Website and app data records

+-------+

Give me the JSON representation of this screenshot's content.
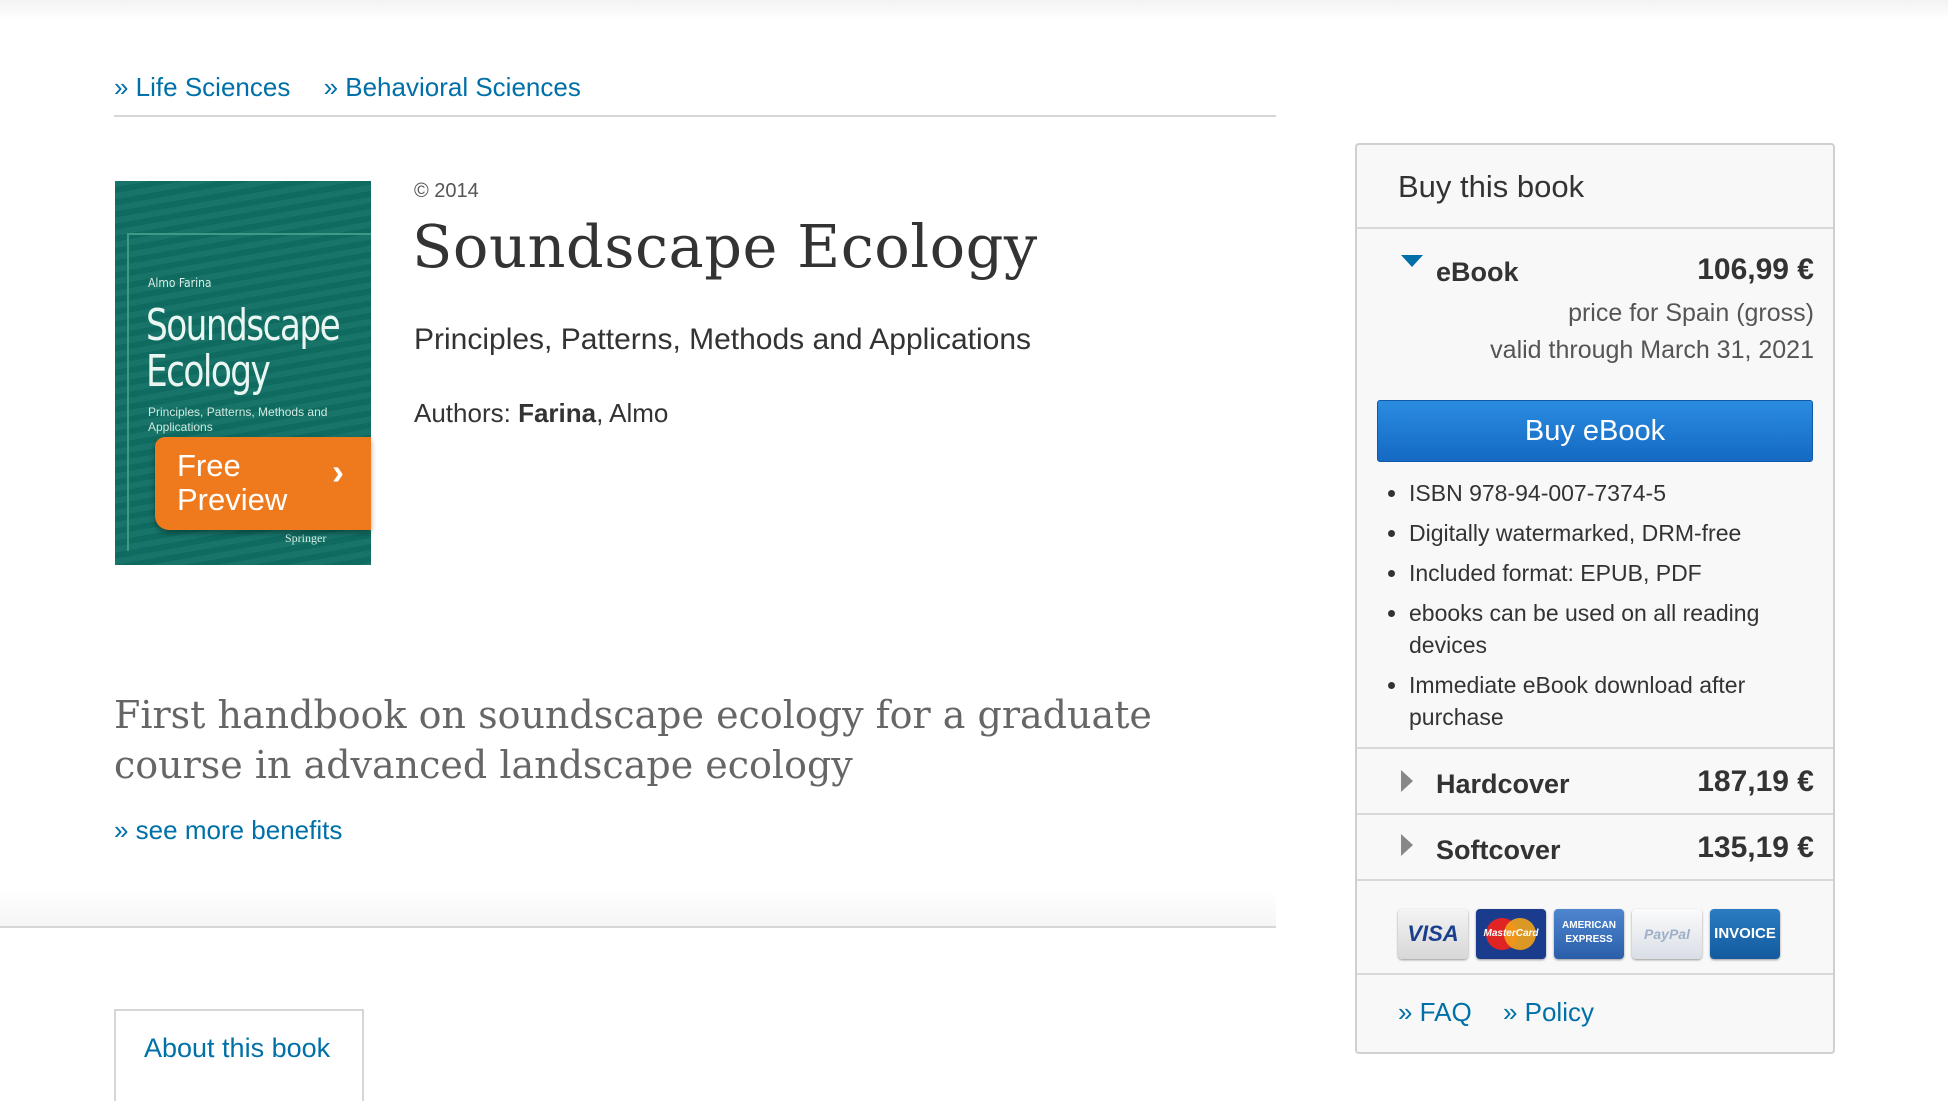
{
  "breadcrumb": {
    "items": [
      "» Life Sciences",
      "» Behavioral Sciences"
    ]
  },
  "cover": {
    "author": "Almo Farina",
    "title": "Soundscape Ecology",
    "subtitle": "Principles, Patterns, Methods and Applications",
    "publisher": "Springer",
    "preview_label": "Free Preview",
    "preview_chevron": "›"
  },
  "book": {
    "copyright": "© 2014",
    "title": "Soundscape Ecology",
    "subtitle": "Principles, Patterns, Methods and Applications",
    "authors_label": "Authors: ",
    "author_last": "Farina",
    "author_rest": ", Almo",
    "tagline": "First handbook on soundscape ecology for a graduate course  in advanced landscape ecology",
    "see_more": "» see more benefits"
  },
  "tabs": {
    "about": "About this book"
  },
  "buy": {
    "header": "Buy this book",
    "ebook": {
      "name": "eBook",
      "price": "106,99 €",
      "note_1": "price for Spain (gross)",
      "note_2": "valid through March 31, 2021",
      "button": "Buy eBook",
      "features": [
        "ISBN 978-94-007-7374-5",
        "Digitally watermarked, DRM-free",
        "Included format: EPUB, PDF",
        "ebooks can be used on all reading devices",
        "Immediate eBook download after purchase"
      ]
    },
    "hardcover": {
      "name": "Hardcover",
      "price": "187,19 €"
    },
    "softcover": {
      "name": "Softcover",
      "price": "135,19 €"
    },
    "payment_methods": {
      "visa": "VISA",
      "mastercard": "MasterCard",
      "amex": "AMERICAN EXPRESS",
      "paypal": "PayPal",
      "invoice": "INVOICE"
    },
    "links": {
      "faq": "» FAQ",
      "policy": "» Policy"
    }
  },
  "colors": {
    "link": "#0070a8",
    "buy_button": "#1a74cf",
    "cover": "#0f6e63",
    "preview": "#ef7a1e"
  }
}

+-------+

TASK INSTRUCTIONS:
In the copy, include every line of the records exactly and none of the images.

OUTPUT BELOW:
Give me the JSON representation of this screenshot's content.
{
  "breadcrumb": {
    "items": [
      "» Life Sciences",
      "» Behavioral Sciences"
    ]
  },
  "cover": {
    "author": "Almo Farina",
    "title": "Soundscape Ecology",
    "subtitle": "Principles, Patterns, Methods and Applications",
    "publisher": "Springer",
    "preview_label": "Free Preview",
    "preview_chevron": "›"
  },
  "book": {
    "copyright": "© 2014",
    "title": "Soundscape Ecology",
    "subtitle": "Principles, Patterns, Methods and Applications",
    "authors_label": "Authors: ",
    "author_last": "Farina",
    "author_rest": ", Almo",
    "tagline": "First handbook on soundscape ecology for a graduate course  in advanced landscape ecology",
    "see_more": "» see more benefits"
  },
  "tabs": {
    "about": "About this book"
  },
  "buy": {
    "header": "Buy this book",
    "ebook": {
      "name": "eBook",
      "price": "106,99 €",
      "note_1": "price for Spain (gross)",
      "note_2": "valid through March 31, 2021",
      "button": "Buy eBook",
      "features": [
        "ISBN 978-94-007-7374-5",
        "Digitally watermarked, DRM-free",
        "Included format: EPUB, PDF",
        "ebooks can be used on all reading devices",
        "Immediate eBook download after purchase"
      ]
    },
    "hardcover": {
      "name": "Hardcover",
      "price": "187,19 €"
    },
    "softcover": {
      "name": "Softcover",
      "price": "135,19 €"
    },
    "payment_methods": {
      "visa": "VISA",
      "mastercard": "MasterCard",
      "amex": "AMERICAN EXPRESS",
      "paypal": "PayPal",
      "invoice": "INVOICE"
    },
    "links": {
      "faq": "» FAQ",
      "policy": "» Policy"
    }
  },
  "colors": {
    "link": "#0070a8",
    "buy_button": "#1a74cf",
    "cover": "#0f6e63",
    "preview": "#ef7a1e"
  }
}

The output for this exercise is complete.